Saba Siddiqui

Saba Siddiqui

What made you want to apply to your course and to Leeds?

I have loved art and making art ever since I can remember and despite initially choosing to study medicine, I realised my calling to return to my true creative self. I knew I could not be sat down at desk, I needed to up and about and using my body to make art. 

Leeds has such a buzzing creative community in and out of university, it is so easy to network and get involved in things going on in the city. The campus being so close to the city centre really helps with feeling a part of the bustle of the city but in a student friendly way. People here are so friendly (love Yorkshire!) and there is something for everyone to enjoy. 

The University of Leeds offers an Art and Design programme in a city that is big enough for me to feel at home and fit in being from an ethnic minority. 

What aspects of the course do you enjoy the most? 

Definitely the practical side. There are so many facilities I have never had accessed to before and I have made it my mission whilst I’m here to try out everything I can. The technicians are amazing at teaching and guiding you on how to use everything, as well as giving you ideas for development and their expertise is golden!

What is it that makes you passionate about your area of study?

I have always wanted to help in a positive way. Through my work I shed a light on educating people on decolonisation, anti-racism and cultures of the global majority as well as highlighting the importance of creativity to our world. Through my practical and academic work I am able to choose what I focus in on and what I want to make work about and develop my practice and self as an artist. 

What other activities are available for students to take part in outside of their studies, and which ones have you tried out yourself? 

There are plenty of work opportunities whilst at University of Leeds. I have undertaken a summer internship on campus on decolonising student education and carried this work on afterwards, which contributed to winning the university’s annual award for equality and inclusion work. 

I have also been on two different student advisory boards and worked as a student ambassador during the Open Days, which has involved so many different roles, responsibilities, skills and experiences for my CV. 

I am also working as the student ambassador for the two galleries that we have here on campus for the public and students. I’ve also put on events and workshops and focus on projects I feel strongly about, such as local asylum-seekers charities. 

How do you think the skills and knowledge you’ve developed at Leeds will help with your career plans?

All of the opportunities available to network, start my own business and develop my creative skillset has given me the confidence and drive to achieve my dream of being an artist, working in museums and galleries, and have my own business doing what I love and sharing that with others. The careers service is also available to us as alumni after we graduate which will be so helpful for advice on my CV, interviews, and freelancing.

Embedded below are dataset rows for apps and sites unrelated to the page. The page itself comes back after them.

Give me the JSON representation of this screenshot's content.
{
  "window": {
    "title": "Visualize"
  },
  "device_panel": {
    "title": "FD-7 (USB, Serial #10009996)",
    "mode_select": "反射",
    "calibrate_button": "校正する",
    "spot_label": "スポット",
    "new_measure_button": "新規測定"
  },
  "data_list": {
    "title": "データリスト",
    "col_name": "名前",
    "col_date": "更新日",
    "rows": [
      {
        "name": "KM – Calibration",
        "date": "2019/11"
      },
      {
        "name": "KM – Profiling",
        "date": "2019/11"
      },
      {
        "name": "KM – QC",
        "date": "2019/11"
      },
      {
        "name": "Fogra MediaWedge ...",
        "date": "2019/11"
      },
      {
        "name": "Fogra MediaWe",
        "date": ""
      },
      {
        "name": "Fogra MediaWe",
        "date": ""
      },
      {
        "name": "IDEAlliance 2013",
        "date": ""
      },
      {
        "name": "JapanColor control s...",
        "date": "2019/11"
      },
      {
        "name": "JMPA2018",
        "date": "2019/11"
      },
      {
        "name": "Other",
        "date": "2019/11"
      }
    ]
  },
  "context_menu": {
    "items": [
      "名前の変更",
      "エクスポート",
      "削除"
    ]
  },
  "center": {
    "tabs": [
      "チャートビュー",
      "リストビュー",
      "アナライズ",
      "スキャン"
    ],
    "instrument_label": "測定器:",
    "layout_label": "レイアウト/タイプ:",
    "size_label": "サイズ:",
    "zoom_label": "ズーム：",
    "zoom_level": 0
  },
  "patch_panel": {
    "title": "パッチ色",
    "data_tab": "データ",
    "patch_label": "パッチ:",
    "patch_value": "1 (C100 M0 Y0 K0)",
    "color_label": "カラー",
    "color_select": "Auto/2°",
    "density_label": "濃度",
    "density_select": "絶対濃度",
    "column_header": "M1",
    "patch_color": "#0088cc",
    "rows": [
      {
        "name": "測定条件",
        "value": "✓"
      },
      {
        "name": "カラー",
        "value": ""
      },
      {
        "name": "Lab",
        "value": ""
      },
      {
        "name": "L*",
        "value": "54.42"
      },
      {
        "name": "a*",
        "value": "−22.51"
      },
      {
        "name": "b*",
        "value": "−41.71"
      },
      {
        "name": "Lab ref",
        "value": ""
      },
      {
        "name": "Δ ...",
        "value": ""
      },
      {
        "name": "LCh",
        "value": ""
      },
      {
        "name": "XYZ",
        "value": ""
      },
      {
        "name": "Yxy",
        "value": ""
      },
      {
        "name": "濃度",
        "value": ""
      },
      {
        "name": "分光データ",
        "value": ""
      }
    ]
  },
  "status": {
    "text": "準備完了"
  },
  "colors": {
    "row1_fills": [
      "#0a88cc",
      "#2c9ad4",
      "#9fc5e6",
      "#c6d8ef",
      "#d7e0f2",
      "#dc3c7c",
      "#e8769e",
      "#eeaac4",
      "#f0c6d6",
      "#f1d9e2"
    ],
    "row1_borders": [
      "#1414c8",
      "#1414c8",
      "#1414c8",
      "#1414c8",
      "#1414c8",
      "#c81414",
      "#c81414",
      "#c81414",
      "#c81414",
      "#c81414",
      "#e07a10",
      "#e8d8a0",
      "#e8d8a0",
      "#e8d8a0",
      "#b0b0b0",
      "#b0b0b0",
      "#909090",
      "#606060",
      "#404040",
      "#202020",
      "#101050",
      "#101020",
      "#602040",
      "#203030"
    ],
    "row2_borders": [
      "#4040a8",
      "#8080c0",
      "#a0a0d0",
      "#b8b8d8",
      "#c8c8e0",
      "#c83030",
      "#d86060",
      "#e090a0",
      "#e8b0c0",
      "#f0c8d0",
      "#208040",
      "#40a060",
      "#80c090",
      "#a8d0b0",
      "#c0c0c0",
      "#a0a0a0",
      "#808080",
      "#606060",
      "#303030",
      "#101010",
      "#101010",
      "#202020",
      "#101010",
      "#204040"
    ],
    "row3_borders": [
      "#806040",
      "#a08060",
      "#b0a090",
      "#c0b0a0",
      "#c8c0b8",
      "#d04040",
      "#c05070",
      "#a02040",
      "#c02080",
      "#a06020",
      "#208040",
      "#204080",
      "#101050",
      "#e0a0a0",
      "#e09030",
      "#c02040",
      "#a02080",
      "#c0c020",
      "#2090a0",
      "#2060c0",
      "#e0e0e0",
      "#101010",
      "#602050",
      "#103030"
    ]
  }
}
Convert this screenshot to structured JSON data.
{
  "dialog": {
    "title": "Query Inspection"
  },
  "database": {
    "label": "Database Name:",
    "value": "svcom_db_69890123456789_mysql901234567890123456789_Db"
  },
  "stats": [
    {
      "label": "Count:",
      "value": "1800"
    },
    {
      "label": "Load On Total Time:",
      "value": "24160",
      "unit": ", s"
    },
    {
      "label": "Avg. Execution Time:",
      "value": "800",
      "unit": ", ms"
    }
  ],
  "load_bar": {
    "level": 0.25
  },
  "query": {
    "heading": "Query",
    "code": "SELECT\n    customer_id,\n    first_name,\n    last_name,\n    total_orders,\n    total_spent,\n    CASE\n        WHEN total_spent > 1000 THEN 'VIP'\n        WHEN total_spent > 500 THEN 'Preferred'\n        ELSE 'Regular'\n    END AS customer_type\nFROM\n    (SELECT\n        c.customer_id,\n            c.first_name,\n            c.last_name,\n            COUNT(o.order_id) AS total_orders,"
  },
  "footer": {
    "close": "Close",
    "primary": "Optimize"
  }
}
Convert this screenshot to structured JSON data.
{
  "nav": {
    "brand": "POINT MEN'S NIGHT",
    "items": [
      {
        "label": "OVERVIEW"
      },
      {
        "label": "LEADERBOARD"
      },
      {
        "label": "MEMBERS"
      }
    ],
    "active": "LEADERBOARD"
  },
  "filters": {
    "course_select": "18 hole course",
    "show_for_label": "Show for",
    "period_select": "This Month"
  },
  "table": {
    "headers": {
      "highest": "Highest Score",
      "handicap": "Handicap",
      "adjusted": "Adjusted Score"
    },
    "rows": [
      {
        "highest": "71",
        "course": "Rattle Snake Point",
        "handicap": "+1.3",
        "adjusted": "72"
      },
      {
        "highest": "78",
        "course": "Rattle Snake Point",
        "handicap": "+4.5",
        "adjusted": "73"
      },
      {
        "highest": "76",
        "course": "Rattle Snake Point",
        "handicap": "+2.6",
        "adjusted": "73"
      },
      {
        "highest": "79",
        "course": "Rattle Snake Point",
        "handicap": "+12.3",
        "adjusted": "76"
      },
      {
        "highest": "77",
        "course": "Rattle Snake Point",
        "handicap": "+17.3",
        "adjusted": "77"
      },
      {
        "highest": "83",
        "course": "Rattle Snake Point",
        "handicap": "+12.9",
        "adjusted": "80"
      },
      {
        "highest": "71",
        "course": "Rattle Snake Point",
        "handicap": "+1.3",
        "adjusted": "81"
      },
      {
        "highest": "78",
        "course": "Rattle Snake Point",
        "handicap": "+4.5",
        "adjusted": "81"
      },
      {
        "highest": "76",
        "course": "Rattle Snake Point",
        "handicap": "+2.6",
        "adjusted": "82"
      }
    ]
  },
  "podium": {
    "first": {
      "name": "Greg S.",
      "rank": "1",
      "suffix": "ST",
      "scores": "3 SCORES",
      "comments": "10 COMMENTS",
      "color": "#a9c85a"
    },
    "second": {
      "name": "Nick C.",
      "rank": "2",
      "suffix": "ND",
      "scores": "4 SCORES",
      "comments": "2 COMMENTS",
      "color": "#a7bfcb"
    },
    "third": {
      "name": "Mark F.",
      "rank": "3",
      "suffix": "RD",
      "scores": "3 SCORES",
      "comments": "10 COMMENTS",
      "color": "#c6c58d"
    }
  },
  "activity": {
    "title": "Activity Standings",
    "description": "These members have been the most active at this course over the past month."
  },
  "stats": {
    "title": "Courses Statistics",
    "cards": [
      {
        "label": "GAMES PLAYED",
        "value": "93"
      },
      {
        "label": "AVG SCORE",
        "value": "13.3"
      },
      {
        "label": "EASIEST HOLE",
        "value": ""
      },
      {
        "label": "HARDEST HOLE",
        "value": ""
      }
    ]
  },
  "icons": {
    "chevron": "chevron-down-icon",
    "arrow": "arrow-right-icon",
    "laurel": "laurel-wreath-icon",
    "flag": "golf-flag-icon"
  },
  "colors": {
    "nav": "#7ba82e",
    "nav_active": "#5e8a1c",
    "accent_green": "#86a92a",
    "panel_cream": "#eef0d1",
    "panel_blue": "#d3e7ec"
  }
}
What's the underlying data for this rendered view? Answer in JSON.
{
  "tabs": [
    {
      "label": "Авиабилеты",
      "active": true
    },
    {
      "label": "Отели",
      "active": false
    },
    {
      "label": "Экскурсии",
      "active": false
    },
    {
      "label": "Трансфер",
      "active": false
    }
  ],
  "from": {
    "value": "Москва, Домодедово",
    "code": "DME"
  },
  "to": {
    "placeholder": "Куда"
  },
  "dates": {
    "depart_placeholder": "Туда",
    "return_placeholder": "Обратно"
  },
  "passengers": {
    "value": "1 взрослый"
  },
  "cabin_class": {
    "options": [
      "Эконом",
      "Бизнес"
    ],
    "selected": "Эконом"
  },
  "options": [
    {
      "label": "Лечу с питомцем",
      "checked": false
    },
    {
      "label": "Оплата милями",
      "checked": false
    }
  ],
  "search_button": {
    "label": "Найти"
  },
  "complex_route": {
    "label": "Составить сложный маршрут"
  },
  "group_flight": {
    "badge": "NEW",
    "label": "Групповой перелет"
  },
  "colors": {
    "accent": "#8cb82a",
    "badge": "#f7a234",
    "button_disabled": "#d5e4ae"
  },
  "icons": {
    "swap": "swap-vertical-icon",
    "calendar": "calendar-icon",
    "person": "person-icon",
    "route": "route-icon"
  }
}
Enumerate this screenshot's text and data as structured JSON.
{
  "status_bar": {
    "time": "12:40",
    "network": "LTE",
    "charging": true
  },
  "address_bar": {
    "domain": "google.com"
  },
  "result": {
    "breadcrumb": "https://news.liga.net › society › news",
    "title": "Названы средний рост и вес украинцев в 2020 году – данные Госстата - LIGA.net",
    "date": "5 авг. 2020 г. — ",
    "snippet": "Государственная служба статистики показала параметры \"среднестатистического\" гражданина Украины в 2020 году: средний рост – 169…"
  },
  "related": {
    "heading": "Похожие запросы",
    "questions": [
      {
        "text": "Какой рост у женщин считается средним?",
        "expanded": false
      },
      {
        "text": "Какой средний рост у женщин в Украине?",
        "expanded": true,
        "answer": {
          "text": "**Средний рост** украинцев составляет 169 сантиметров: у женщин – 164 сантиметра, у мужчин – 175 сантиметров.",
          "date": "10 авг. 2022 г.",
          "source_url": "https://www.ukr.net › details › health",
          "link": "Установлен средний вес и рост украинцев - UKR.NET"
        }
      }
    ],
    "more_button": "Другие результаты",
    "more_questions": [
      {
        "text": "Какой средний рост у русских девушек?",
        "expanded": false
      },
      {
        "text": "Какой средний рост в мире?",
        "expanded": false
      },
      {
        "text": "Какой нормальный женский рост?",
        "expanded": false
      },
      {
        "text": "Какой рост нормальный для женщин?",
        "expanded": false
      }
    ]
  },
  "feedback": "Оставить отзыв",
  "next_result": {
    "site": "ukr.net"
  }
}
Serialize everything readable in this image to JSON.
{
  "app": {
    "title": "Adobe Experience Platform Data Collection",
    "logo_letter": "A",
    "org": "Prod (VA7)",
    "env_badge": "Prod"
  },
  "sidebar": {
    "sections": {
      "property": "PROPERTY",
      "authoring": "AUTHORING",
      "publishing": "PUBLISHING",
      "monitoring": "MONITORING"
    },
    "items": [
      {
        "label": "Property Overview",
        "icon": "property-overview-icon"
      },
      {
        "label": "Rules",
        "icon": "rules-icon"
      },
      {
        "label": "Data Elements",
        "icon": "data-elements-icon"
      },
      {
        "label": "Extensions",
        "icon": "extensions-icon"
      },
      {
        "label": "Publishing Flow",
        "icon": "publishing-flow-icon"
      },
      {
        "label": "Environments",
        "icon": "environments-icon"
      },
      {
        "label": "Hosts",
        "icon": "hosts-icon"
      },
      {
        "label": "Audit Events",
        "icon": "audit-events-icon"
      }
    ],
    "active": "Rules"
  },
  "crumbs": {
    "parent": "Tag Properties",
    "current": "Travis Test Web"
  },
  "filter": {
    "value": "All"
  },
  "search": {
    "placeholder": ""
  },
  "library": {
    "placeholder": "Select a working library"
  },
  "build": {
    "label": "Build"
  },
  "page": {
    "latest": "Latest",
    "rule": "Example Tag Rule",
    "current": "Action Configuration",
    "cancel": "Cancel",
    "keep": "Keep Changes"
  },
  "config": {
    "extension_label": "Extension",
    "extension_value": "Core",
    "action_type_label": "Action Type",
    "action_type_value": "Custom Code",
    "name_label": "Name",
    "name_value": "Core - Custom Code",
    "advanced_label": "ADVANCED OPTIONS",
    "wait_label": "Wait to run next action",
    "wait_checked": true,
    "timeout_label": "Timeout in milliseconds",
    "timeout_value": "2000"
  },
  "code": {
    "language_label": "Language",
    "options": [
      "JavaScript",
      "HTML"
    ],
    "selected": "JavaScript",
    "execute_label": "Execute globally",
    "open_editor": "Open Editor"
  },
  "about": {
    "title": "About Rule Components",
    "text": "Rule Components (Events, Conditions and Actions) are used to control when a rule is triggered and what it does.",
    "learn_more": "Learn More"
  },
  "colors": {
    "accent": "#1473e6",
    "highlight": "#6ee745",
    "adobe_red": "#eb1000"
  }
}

What advice would you give to incoming students who are about to start their own university journey?

I would say to grab every opportunity you can and don’t be afraid to go on your own to things, talk to people and get involved in anything you’re interested in. Not following the crowd will help you stand out and brings you so many more chances to get to achieve whatever you want to do if you show enthusiasm and drive.